Russian researchers together with their French colleagues discovered that a genuine feature of superconductors -- quantum Abrikosov vortices of supercurrent -- can also exist in an ordinary nonsuperconducting metal put into contact with a superconductor. The observation of these vortices provides direct evidence of induced quantum coherence. The pioneering experimental observation was supported by a first-ever numerical model that describes the induced vortices in finer detail.
These fundamental results, published in the journal Nature Communications, enable a better understanding and description of the processes occurring at the...
In a recent publication in the renowned journal Optica, scientists of Leibniz-Institute of Photonic Technology (Leibniz IPHT) in Jena showed that they can accurately control the optical properties of liquid-core fiber lasers and therefore their spectral band width by temperature and pressure tuning.
Already last year, the researchers provided experimental proof of a new dynamic of hybrid solitons– temporally and spectrally stationary light waves resulting...
Scientists from the University of Freiburg and the University of Basel identified a master regulator for bone regeneration. Prasad Shastri, Professor of...
Moving into its fourth decade, AchemAsia is setting out for new horizons: The International Expo and Innovation Forum for Sustainable Chemical Production will take place from 21-23 May 2019 in Shanghai, China. With an updated event profile, the eleventh edition focusses on topics that are especially relevant for the Chinese process industry, putting a strong emphasis on sustainability and innovation.
Founded in 1989 as a spin-off of ACHEMA to cater to the needs of China’s then developing industry, AchemAsia has since grown into a platform where the latest...
The BMBF-funded OWICELLS project was successfully completed with a final presentation at the BMW plant in Munich. The presentation demonstrated a Li-Fi communication with a mobile robot, while the robot carried out usual production processes (welding, moving and testing parts) in a 5x5m² production cell. The robust, optical wireless transmission is based on spatial diversity; in other words, data is sent and received simultaneously by several LEDs and several photodiodes. The system can transmit data at more than 100 Mbit/s and five milliseconds latency.
Modern production technologies in the automobile industry must become more flexible in order to fulfil individual customer requirements.

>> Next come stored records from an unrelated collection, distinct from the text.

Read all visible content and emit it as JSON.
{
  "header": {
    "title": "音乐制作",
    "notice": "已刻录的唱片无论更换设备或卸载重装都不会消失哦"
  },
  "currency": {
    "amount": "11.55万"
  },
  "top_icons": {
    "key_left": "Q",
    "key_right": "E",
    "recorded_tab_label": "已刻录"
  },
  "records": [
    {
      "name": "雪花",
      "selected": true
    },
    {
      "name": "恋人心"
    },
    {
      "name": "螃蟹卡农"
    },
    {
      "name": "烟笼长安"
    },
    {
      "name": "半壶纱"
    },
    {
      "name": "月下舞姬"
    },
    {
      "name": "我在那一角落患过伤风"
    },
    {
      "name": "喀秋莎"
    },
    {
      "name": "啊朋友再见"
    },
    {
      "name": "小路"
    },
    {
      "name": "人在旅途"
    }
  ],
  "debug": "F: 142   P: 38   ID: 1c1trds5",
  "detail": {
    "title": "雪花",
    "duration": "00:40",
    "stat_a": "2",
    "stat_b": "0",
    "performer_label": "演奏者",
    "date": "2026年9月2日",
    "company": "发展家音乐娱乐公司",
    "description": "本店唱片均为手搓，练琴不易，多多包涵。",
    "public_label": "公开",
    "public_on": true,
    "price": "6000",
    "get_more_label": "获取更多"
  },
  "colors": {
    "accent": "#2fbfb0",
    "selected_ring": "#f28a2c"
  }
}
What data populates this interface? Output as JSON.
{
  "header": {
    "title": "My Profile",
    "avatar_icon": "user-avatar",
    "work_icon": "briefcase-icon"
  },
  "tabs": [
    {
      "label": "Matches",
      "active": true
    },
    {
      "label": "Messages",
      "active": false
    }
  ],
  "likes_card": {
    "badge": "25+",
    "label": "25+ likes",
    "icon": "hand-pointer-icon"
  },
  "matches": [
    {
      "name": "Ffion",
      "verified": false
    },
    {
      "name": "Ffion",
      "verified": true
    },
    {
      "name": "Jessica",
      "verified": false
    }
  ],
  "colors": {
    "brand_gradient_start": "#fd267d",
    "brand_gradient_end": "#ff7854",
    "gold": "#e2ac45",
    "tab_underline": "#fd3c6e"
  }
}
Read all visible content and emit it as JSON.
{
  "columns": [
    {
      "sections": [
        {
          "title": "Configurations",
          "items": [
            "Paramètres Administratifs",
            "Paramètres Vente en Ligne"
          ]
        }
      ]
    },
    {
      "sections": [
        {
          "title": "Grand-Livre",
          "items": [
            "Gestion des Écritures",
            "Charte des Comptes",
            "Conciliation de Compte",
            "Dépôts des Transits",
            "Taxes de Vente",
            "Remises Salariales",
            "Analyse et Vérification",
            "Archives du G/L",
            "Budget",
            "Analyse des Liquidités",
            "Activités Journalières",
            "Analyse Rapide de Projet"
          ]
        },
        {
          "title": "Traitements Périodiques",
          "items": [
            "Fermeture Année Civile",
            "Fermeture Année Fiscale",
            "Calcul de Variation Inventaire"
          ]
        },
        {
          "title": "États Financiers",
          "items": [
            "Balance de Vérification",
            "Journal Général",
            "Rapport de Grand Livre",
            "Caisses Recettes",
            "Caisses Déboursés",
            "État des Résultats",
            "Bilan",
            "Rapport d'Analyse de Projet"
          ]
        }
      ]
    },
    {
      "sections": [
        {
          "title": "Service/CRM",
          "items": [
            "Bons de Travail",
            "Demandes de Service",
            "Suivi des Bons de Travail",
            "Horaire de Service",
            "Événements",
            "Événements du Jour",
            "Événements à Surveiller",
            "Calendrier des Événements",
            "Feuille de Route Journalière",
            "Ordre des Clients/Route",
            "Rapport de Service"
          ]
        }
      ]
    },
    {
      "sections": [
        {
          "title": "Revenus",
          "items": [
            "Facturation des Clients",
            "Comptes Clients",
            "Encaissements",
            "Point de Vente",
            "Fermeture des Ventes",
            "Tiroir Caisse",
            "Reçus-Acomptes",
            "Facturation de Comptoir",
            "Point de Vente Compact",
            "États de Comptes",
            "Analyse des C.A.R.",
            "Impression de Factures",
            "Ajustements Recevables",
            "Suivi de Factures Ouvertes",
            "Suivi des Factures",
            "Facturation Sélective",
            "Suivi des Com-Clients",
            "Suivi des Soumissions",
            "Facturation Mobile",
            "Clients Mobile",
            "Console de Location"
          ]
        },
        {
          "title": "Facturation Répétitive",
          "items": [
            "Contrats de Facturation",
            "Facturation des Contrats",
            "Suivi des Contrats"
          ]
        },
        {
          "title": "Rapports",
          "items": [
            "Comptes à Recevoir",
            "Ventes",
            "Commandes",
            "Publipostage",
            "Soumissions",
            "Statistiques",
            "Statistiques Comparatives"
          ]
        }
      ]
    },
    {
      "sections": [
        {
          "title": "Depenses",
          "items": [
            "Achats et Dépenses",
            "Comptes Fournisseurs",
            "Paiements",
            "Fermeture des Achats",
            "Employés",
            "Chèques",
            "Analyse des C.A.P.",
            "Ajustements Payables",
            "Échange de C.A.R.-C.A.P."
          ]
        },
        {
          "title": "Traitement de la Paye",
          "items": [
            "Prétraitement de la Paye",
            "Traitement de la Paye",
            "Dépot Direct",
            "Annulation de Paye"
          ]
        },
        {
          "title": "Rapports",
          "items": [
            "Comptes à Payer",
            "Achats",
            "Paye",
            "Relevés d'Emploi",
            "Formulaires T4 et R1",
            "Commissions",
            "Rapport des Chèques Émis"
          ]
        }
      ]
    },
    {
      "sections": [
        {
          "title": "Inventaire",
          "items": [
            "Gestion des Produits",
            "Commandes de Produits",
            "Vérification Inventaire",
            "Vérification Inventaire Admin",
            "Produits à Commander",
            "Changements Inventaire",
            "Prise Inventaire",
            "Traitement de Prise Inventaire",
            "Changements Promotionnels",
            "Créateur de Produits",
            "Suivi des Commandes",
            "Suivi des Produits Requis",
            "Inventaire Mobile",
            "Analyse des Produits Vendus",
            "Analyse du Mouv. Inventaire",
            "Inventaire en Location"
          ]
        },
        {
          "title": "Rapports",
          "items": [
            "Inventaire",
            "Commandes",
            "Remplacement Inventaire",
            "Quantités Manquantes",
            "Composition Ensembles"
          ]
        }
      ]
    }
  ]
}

13.06.2018 | Event News
08.06.2018 | Event News
05.06.2018 | Event News
25.06.2018 | Physics and Astronomy
25.06.2018 | Earth Sciences
25.06.2018 | Power and Electrical Engineering